Action item: Work out how many lines in the entries below include the word "JSON", and give only that figure.

Recorded data:
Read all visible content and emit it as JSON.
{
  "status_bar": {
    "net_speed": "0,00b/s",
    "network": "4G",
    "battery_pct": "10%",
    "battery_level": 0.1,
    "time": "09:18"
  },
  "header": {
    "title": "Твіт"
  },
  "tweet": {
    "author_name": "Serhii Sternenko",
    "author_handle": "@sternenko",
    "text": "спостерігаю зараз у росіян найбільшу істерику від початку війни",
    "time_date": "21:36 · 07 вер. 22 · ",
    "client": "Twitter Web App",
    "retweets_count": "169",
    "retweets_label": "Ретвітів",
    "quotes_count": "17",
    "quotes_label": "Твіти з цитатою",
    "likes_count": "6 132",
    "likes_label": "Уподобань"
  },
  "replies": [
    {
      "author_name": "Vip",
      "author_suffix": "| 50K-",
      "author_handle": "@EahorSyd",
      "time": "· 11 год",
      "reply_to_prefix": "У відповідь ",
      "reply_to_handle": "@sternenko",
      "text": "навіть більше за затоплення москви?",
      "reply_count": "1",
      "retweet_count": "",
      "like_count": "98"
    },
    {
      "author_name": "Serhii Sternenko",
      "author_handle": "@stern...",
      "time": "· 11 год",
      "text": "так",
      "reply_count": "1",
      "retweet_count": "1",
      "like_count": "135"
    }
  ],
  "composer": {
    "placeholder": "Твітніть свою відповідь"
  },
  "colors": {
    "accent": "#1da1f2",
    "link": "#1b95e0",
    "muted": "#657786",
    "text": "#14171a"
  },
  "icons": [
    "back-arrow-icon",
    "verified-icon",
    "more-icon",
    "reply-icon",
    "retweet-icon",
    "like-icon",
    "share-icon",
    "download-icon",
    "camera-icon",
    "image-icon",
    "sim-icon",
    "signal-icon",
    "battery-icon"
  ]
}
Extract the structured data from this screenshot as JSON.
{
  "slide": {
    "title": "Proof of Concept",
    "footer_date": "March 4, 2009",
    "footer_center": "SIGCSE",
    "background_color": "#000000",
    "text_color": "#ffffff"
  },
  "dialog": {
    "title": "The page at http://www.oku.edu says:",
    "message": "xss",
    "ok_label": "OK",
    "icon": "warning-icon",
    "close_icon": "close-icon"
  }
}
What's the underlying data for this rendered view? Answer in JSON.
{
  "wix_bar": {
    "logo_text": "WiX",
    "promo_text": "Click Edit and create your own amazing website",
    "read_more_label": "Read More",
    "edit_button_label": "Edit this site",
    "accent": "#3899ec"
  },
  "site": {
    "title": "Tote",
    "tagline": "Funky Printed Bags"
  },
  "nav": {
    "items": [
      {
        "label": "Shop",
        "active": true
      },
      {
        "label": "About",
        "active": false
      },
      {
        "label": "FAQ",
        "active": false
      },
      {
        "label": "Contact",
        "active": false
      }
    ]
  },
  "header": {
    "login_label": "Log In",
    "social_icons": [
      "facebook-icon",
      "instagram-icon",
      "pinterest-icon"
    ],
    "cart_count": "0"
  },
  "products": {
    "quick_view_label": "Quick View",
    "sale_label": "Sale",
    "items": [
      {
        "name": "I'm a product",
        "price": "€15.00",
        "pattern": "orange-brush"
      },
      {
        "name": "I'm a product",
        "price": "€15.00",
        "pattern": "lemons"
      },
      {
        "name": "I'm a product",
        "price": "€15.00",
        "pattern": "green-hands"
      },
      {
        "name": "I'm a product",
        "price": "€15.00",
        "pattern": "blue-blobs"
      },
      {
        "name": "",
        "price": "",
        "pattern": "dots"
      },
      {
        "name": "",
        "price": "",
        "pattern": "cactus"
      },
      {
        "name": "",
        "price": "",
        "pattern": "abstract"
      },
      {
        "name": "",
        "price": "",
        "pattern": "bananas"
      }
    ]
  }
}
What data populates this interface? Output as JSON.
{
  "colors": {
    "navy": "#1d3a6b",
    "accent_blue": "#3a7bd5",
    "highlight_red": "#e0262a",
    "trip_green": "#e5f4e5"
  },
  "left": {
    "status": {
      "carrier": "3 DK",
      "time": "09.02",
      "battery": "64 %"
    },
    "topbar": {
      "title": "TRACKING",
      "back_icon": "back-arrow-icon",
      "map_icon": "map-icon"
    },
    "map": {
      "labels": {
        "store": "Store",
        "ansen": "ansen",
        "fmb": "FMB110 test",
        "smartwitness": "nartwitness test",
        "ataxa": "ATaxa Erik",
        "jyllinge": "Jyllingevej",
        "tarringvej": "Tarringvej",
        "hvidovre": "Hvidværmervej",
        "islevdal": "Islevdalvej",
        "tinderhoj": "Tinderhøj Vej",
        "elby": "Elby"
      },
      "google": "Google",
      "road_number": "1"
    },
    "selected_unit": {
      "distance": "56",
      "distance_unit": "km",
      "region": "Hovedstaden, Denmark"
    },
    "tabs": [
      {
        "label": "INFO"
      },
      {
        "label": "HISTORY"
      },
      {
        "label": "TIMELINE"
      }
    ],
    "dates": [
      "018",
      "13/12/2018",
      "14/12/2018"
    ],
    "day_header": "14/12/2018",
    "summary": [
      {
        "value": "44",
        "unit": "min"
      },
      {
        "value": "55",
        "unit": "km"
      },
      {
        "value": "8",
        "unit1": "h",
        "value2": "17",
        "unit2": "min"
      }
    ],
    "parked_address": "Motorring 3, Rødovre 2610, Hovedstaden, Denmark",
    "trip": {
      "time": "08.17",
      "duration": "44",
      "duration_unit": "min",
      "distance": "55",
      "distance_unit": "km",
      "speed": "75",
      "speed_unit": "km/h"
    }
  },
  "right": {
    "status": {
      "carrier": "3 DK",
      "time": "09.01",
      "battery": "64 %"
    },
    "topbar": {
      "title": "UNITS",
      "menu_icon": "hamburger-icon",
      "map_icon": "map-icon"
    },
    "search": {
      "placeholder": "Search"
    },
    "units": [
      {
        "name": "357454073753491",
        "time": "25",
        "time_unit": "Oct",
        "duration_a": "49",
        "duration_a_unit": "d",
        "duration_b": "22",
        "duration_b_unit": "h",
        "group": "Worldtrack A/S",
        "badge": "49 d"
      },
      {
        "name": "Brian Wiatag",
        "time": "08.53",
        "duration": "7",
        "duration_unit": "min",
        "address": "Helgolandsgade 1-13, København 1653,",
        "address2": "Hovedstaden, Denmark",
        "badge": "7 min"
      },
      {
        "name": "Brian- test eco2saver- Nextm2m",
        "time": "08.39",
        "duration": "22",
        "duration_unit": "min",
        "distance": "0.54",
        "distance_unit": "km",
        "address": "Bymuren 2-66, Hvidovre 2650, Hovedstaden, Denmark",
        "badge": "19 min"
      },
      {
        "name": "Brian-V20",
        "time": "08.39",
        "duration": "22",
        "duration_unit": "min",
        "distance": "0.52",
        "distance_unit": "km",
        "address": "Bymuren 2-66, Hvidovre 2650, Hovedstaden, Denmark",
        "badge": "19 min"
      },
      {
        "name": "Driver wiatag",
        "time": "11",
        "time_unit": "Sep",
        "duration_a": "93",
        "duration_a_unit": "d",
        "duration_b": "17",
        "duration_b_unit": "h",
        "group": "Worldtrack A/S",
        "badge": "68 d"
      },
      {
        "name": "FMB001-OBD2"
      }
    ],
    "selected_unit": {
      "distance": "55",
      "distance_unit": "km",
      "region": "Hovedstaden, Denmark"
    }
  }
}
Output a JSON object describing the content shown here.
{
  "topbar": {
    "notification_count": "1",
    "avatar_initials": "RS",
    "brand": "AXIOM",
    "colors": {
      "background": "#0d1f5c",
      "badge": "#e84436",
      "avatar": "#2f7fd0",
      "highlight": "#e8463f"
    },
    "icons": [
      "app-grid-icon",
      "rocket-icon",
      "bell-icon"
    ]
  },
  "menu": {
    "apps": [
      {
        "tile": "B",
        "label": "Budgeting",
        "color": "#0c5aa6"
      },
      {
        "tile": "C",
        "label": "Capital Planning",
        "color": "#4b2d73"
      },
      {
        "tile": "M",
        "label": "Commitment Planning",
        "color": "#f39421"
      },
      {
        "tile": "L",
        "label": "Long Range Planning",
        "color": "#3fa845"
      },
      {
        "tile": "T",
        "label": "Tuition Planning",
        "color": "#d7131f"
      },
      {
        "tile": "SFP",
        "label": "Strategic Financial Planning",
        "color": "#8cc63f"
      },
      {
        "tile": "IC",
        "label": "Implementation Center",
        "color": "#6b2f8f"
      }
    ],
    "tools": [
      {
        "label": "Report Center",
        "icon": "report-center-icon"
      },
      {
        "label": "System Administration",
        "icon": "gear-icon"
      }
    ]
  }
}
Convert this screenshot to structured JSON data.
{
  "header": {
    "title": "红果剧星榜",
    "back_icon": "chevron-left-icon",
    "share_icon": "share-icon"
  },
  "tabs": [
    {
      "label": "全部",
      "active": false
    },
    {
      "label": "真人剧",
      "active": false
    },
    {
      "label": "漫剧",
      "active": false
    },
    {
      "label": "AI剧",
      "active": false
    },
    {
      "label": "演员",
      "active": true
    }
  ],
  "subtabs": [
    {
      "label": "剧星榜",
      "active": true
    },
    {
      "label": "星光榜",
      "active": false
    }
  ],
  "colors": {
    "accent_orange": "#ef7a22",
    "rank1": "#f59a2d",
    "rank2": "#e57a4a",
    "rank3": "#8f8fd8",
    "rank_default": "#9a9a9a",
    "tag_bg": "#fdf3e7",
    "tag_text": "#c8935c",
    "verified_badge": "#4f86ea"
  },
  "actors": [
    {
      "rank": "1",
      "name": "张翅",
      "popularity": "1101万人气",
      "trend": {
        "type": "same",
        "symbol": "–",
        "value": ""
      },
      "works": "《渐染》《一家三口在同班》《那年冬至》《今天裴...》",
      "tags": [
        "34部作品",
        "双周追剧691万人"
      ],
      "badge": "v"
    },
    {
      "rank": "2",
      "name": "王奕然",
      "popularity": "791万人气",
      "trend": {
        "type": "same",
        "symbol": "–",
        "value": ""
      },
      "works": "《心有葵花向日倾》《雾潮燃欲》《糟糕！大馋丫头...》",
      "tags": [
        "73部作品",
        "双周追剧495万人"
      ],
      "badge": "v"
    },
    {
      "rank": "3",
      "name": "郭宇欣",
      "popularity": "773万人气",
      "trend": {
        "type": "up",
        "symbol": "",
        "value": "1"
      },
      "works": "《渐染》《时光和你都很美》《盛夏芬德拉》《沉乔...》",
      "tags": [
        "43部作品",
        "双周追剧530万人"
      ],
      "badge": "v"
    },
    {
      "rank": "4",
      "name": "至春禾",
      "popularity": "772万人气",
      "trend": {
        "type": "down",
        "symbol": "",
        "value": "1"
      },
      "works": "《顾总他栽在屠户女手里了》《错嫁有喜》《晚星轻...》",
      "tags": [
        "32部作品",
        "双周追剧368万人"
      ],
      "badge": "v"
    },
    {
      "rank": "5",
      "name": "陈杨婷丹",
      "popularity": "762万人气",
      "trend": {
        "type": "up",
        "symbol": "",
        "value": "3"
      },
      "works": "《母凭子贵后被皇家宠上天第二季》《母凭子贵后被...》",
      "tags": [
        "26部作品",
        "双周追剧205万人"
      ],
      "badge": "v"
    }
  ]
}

Result for this task: 6